Denial of the petition for a writ of prohibition notwithstanding, it is not clear from the record that Rahr had an adequate opportunity to fully present its case for closure of the trial at the hearing on the motion in limine. Nothing in the transcript of the hearing indicates it was closed to the public. Rahr may have been inhibited in its presentation of evidence by the public nature of that hearing. In the past, we have encouraged trial courts to hold in camera hearings to weigh the competing interests at stake in disclosure of confidential information. See, e.g., State v. Turner, 550 N.W.2d 622, 629 (Minn. 1996) (authorizing in camera hearing to evaluate whether newspaper reporter should be compelled to disclose unpublished information regarding a crime); Erickson v. MacArthur, 414 N.W.2d 406, 409 (Minn. 1987) (remanding for in camera review of requested discovery in order to balance competing interests at stake); State v. Paradee, 403 N.W.2d 640, 642 (Minn. 1987) (requiring that court review welfare department records in camera in child sex abuse case); Syrovatka v. State, 278 N.W.2d 558, 562 (Minn. 1979) (remanding for in camera hearing to determine if confidential informant’s testimony was necessary for a fair trial). Indeed, the Trade Secrets Act specifically provides for in camera hearings to determine whether particular information qualifies as a trade secret. Minn. Stat. § 325C.05 (2000). When a party claims that a tax court hearing must be closed to protect trade secrets or other proprietary information, the court should hold a hearing in camerato determine if the information meets the definition of a trade secret or otherwise merits protection. Use of this procedure will enable a party to explain in sufficient detail the nature of the information it seeks to protect and the consequences of disclosure.
We agree with the tax court that Rahr has not presented facts that outweigh the strong presumption in favor of a public trial. However, because it is not clear from the record whether Rahr had an adequate opportunity to present facts in support of its motion in limine, we remand for further proceedings consistent with this opinion.

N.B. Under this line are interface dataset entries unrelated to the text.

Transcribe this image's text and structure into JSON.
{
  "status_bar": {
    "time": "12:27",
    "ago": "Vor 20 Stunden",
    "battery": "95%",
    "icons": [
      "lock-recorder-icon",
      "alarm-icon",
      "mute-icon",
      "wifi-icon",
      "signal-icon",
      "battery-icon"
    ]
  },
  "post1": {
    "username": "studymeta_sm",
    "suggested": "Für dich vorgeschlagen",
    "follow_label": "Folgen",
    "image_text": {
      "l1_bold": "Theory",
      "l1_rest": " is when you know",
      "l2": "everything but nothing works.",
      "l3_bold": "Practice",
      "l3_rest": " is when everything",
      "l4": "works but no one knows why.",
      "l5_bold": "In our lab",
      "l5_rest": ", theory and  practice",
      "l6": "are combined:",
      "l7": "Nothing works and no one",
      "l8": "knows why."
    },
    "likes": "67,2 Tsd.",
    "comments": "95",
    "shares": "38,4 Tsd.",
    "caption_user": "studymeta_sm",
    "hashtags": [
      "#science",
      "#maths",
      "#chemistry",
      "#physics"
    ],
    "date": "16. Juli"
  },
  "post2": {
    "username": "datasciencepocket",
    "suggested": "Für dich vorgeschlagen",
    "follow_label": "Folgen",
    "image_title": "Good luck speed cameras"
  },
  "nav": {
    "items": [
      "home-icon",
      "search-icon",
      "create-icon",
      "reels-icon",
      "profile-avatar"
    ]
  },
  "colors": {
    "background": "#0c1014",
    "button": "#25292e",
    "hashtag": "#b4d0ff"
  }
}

Petition denied, remanded for further proceedings.
BLATZ, C.J., took no part in the consideration or decision of this case.
 The income approach, market comparison approach, and cost approach are the three traditional methods to determining the market value of real estate. Am. Express Fin. Advisors, Inc. v. County of Carver, 573 N.W.2d 651, 657 (Minn. 1998). Appraisers must consider all relevant factors to valuation and, whenever possible, should use at least two approaches to determine market value. Equitable Life Assurance Soc’y of the United States v. County of Ramsey, 530 N.W.2d 544, 553-54 (Minn. 1995).
 Because we hold that the tax court’s action was not unauthorized by law, we need not determine whether the tax court’s exercise of power will result in an injury to Rahr for which there is no adequate remedy. See Schumacher, 392 N.W.2d at 208.